Material provided below:
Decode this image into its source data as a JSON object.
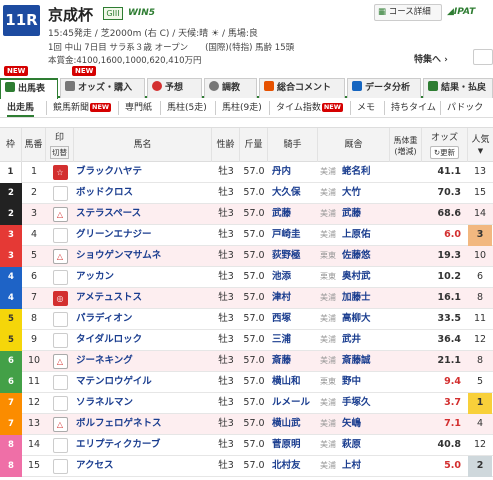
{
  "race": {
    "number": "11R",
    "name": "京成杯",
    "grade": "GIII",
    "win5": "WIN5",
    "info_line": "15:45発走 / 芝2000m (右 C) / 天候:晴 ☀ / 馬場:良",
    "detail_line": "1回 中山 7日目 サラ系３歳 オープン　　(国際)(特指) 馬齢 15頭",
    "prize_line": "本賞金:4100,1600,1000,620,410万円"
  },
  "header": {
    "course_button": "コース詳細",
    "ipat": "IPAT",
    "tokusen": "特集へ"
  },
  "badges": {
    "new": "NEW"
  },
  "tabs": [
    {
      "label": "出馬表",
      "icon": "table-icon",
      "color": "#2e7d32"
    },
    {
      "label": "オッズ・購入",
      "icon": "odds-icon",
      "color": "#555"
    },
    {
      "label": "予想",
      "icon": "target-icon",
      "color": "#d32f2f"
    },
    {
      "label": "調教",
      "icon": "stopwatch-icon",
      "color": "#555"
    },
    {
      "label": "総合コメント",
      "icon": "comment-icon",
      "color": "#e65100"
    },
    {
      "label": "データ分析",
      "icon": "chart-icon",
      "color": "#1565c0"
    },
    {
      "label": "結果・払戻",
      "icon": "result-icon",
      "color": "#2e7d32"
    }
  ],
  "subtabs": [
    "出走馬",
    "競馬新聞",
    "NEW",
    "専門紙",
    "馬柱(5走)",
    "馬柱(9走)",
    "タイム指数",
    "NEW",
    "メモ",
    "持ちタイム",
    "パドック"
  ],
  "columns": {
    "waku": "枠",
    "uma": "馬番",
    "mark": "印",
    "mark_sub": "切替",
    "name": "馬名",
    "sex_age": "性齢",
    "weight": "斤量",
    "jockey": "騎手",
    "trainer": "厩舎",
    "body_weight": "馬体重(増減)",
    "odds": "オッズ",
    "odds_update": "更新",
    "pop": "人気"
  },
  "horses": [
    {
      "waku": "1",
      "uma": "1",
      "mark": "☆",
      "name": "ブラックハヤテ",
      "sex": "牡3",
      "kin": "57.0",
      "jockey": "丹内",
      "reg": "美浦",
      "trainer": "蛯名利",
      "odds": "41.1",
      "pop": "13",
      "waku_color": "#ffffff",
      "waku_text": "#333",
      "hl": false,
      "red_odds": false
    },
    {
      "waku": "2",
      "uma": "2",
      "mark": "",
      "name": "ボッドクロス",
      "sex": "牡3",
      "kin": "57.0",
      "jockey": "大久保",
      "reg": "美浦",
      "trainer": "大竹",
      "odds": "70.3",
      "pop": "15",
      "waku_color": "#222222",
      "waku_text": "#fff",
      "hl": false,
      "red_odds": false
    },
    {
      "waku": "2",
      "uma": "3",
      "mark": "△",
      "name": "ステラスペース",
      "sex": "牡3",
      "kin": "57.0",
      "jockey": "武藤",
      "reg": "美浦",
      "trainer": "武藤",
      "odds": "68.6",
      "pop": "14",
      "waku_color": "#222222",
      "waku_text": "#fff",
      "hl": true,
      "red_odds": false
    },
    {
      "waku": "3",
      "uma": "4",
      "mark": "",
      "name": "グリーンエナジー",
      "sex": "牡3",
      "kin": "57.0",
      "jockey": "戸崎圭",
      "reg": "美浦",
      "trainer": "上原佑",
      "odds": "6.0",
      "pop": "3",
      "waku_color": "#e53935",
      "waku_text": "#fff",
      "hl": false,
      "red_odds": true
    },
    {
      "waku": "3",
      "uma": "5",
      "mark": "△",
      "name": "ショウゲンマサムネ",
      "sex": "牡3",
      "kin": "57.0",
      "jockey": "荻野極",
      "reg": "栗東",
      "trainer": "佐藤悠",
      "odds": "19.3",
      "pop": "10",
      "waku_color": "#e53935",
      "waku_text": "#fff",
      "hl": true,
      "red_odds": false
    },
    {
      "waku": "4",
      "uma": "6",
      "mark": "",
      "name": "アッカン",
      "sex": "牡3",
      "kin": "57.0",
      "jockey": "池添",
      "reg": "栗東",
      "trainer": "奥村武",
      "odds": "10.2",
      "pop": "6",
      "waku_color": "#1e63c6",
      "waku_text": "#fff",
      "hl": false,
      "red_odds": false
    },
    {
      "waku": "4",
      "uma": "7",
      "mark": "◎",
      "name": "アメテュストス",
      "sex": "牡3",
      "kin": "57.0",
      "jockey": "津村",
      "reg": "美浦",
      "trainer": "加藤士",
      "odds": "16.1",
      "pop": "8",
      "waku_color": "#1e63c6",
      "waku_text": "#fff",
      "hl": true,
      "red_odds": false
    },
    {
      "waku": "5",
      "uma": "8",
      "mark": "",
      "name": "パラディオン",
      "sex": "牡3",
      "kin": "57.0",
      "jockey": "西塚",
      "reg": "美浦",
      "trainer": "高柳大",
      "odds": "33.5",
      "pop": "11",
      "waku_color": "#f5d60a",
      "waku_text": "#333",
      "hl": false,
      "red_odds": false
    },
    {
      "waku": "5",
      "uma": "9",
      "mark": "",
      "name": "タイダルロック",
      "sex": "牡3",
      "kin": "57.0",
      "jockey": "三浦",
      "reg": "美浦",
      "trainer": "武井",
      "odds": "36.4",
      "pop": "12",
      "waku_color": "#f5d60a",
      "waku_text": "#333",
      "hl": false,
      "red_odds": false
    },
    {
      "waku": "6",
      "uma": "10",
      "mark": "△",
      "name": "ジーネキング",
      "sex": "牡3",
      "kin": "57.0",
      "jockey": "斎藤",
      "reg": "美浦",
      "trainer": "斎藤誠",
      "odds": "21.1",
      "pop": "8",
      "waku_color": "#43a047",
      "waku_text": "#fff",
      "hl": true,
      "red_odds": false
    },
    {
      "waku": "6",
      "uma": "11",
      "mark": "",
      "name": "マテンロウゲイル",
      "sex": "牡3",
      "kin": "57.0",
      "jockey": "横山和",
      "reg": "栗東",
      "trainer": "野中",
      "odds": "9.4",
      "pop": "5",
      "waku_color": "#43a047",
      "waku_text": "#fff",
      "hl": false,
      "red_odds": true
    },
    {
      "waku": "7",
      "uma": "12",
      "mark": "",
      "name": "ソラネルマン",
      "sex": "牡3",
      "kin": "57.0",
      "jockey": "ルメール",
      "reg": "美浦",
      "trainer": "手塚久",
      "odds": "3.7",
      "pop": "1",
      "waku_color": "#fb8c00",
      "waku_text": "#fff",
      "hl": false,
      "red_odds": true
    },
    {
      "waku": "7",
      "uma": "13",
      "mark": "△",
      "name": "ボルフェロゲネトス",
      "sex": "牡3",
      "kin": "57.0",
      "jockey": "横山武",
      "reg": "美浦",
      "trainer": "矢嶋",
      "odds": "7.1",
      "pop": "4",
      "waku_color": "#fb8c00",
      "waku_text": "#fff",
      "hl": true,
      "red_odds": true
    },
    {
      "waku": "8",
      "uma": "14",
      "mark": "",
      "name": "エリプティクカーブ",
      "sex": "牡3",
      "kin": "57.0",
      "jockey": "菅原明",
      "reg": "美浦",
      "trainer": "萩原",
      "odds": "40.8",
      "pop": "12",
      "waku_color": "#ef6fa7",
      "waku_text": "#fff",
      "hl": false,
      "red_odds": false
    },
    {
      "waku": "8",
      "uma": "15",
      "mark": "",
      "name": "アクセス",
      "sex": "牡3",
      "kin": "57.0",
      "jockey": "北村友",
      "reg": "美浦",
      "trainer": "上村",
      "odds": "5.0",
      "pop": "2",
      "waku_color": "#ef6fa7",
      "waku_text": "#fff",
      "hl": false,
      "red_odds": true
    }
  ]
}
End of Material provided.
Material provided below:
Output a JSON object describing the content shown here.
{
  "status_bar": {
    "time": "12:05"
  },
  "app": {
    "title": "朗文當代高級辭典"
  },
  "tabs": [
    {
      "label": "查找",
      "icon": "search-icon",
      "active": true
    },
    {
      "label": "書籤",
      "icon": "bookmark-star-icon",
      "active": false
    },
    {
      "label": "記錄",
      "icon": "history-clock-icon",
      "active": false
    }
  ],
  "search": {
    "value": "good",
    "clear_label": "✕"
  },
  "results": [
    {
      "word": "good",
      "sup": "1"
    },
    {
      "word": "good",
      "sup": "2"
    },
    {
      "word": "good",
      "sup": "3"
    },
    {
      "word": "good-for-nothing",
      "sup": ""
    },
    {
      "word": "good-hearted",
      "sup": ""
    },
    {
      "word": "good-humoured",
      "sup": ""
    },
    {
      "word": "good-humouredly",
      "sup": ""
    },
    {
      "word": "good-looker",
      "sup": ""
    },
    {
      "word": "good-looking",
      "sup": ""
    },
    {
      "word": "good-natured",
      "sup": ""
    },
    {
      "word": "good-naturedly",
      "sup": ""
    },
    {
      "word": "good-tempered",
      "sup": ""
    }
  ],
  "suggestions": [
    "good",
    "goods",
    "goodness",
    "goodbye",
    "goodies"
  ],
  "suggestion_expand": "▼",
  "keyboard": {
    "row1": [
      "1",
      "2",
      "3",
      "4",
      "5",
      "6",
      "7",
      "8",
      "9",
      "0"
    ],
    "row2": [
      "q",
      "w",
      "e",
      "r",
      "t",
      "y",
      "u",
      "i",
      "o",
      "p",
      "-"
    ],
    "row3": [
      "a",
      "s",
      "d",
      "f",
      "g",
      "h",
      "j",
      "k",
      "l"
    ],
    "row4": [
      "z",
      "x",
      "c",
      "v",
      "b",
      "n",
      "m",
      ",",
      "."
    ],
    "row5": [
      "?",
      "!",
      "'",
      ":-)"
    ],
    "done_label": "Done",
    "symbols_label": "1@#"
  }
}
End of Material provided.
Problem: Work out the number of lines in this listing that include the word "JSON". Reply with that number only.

Answer for this exercise: 2